EXERCISE PROMPT =>
Which lines of the listing below contain the word "chevron"? Copy each of them.
....................
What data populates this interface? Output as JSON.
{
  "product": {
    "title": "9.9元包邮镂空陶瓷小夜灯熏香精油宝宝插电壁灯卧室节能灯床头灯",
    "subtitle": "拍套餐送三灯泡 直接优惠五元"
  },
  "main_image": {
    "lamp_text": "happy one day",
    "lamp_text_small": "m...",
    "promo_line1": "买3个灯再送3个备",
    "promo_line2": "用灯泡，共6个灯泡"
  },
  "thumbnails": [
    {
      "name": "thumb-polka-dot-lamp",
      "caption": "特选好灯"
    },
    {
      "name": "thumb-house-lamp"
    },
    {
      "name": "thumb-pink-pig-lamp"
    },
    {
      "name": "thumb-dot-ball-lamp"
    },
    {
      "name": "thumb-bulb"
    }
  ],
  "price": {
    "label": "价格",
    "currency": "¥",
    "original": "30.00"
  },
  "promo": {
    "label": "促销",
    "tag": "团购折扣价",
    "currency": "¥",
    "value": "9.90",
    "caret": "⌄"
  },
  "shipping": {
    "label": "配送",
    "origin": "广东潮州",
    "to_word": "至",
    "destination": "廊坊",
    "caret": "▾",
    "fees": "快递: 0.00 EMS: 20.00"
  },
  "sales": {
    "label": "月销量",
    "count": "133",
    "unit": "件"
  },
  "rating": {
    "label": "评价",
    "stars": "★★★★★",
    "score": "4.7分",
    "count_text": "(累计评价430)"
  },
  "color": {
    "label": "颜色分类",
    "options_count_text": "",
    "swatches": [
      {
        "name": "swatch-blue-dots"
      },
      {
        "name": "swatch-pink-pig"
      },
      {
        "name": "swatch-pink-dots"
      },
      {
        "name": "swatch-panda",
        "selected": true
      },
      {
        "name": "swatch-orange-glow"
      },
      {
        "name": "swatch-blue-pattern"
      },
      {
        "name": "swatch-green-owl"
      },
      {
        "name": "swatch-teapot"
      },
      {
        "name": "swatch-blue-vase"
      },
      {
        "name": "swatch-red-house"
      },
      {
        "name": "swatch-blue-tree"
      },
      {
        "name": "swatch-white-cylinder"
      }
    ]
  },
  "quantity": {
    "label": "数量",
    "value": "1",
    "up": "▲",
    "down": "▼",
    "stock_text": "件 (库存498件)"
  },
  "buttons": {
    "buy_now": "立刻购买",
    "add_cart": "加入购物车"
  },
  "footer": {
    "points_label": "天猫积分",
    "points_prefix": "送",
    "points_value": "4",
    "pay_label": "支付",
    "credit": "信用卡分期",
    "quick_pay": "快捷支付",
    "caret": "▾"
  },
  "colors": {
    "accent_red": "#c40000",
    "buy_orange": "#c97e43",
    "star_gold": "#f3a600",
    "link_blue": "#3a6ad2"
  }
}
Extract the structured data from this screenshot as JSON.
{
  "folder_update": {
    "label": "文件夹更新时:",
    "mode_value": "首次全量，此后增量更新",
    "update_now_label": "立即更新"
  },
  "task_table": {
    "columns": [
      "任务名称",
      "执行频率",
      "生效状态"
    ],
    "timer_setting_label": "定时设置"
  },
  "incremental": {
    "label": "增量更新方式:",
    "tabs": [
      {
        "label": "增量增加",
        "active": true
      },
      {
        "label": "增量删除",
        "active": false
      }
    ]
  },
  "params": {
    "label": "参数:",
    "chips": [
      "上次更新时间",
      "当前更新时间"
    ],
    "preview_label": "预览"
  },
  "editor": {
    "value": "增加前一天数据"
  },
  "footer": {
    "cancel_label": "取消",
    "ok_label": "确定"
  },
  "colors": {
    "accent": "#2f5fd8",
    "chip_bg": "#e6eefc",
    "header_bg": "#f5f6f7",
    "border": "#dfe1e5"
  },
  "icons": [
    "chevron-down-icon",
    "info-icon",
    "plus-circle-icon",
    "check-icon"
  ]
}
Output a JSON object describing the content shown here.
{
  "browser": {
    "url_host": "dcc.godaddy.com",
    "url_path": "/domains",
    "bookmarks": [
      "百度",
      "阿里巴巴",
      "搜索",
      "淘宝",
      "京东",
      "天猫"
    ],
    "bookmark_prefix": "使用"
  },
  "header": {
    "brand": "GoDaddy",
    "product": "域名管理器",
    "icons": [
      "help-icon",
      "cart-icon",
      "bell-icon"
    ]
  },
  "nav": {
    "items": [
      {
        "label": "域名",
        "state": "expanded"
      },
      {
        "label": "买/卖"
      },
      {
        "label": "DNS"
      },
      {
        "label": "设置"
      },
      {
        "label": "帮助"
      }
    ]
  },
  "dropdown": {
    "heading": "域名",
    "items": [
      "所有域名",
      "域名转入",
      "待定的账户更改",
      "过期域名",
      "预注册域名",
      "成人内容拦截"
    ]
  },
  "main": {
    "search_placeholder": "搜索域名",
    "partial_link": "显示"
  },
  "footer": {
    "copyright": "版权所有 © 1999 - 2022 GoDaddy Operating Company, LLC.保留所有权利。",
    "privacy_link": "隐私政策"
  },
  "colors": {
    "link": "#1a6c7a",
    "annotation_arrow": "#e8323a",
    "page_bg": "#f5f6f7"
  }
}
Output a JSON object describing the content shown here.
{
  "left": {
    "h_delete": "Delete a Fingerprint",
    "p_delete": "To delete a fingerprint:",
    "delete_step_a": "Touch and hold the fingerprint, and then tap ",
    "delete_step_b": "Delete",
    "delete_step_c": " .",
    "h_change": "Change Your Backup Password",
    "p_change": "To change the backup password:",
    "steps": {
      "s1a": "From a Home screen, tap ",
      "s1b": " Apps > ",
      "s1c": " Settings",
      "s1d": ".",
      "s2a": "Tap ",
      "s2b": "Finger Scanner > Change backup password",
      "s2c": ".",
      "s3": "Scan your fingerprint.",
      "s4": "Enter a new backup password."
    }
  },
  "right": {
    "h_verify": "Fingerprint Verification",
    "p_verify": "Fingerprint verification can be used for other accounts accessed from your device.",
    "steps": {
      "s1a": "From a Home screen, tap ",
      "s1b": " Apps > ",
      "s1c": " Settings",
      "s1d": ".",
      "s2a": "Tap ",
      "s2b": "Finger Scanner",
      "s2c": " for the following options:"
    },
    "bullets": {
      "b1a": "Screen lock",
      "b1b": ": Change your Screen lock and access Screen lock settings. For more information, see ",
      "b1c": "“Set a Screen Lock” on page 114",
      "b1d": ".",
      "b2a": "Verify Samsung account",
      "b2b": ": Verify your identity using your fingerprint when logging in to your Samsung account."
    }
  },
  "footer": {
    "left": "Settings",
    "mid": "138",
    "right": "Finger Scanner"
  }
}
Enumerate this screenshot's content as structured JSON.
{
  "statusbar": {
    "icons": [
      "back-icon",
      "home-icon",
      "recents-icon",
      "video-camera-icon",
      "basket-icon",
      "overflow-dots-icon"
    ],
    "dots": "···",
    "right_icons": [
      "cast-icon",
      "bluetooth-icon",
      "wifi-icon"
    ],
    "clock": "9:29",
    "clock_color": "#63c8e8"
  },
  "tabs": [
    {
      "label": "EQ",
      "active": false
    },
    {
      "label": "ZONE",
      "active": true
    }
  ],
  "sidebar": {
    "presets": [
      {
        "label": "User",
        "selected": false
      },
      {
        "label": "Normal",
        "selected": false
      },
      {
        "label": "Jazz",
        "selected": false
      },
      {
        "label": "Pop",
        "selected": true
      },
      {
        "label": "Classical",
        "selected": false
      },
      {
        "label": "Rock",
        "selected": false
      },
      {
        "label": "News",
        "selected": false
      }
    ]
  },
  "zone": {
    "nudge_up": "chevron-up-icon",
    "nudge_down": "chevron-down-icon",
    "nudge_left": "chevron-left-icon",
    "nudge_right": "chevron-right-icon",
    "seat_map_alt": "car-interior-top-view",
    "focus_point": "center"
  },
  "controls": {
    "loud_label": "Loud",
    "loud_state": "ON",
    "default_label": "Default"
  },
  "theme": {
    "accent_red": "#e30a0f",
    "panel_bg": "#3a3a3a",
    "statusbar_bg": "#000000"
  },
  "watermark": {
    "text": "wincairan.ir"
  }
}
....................
ANSWER TO THIS EXERCISE =>
    "chevron-down-icon",
    "nudge_up": "chevron-up-icon",
    "nudge_down": "chevron-down-icon",
    "nudge_left": "chevron-left-icon",
    "nudge_right": "chevron-right-icon",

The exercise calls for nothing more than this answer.